There are several popular web browsers, but all of them tend to work about the same way. If you have learned to use one, you can use any of them.
A major part of the UI (user interface) for a browser is the tool bar. This appears at the top of the browser window, above the viewing pane and it can perform a number of critical functions.
This takes you one-step back in your history, to the page you were on before the current page. This works great when you are browsing content pages, but be careful, it is usually not a good idea to use the back button when you are in a web app or after submitting a form. Especially, don’t use the back button when you are in the checkout process of an online store, or any other time when you are approving a transaction. It can cause problems and bugs, sometimes — such as having the form or transaction submitted more than once.
The forward button is grayed-out (disabled) most of the time, but it becomes available if you have used the Back button. It allows you to move forward through your history, to where you were before you used the Back button.
This is a text-box that displays the URL of the current page (or the page that is in the process of loading).
To the left of the address bar there is often an icon that indicates what type of browsing you are currently doing. This icon is referred to as the access icon. For example, the access icon might display a small Globe icon for regular WWW browsing, or a green padlock for secure (HTTPS) browsing. Most of the time, you can ignore this. But if the access icon is red, that usually means there is some kind of problem which you should stop and pay attention to.
This will be found either just inside the Address bar or just next to it. It only appears when the page is currently in the process of loading. If you click it, the page will stop loading.
If you have already submitted a form or a transaction, hitting Stop will usually not stop the submission or transaction. This is because it only stops the page from loading — the transmission from you to the server that triggered the submission or transaction has already occurred. Therefore do not use the stop button for this, as it will cause problems.
The Refresh or Reload button looks like a circular arrow. It is usually in the same place as the Stop button, and appears instead of the stop button whenever a page is not currently loading. The refresh button repeats the request that led to the current page, which usually cause the same page to load into the browser again. It is most often used to get new content on pages that update frequently. It is also used sometimes when a page loads incorrectly.

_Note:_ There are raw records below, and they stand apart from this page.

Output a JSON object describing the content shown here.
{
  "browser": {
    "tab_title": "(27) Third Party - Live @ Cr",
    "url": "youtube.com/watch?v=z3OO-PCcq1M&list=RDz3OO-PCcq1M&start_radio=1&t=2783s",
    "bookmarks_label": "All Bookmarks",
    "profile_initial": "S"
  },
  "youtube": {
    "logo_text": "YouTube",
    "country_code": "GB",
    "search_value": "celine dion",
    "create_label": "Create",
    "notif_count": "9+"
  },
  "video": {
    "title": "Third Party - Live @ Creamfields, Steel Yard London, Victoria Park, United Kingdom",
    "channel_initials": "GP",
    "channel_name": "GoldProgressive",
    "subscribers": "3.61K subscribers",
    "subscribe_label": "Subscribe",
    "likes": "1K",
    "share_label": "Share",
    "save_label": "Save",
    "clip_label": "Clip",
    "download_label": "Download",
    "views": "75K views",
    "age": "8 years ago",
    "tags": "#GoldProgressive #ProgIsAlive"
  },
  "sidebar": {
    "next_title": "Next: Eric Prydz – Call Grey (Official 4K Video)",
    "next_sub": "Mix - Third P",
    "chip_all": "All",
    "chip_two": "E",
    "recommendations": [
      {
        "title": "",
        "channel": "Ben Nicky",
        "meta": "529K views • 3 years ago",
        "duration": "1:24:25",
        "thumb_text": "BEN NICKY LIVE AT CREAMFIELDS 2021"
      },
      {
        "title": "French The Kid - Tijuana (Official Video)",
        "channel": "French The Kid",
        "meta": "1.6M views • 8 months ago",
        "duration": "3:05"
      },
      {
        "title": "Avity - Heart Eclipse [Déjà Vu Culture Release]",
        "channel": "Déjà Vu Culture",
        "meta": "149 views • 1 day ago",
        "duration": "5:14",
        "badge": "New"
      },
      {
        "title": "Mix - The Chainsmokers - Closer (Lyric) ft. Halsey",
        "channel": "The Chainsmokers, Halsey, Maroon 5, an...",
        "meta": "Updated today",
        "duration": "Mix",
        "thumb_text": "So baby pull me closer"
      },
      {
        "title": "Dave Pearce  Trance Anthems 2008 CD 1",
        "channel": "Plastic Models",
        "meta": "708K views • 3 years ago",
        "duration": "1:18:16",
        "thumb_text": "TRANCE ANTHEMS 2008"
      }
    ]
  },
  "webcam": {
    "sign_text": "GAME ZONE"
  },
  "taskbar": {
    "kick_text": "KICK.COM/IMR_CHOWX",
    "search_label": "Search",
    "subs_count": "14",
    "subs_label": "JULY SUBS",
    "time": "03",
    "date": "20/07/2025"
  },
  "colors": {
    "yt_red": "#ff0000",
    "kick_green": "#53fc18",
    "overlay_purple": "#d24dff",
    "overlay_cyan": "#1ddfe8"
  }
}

If the last thing you did was submit a form or approve a transaction, clicking the Refresh button can cause that action to be duplicated. So be careful.
Most browsers have a star icon in the address bar, usually to the right of the address bar. This allows you to “bookmark” the URL, saving it to you browser. It doesn’t save the page contents, just the URL itself. This allows you to revisit the page later.
Apps and Plugins
If you are using a browser that has add-ons or plugins (mostly Firefox and Chrome), the icons that allow you to access these features are usually in the toolbar, to the right of the address bar.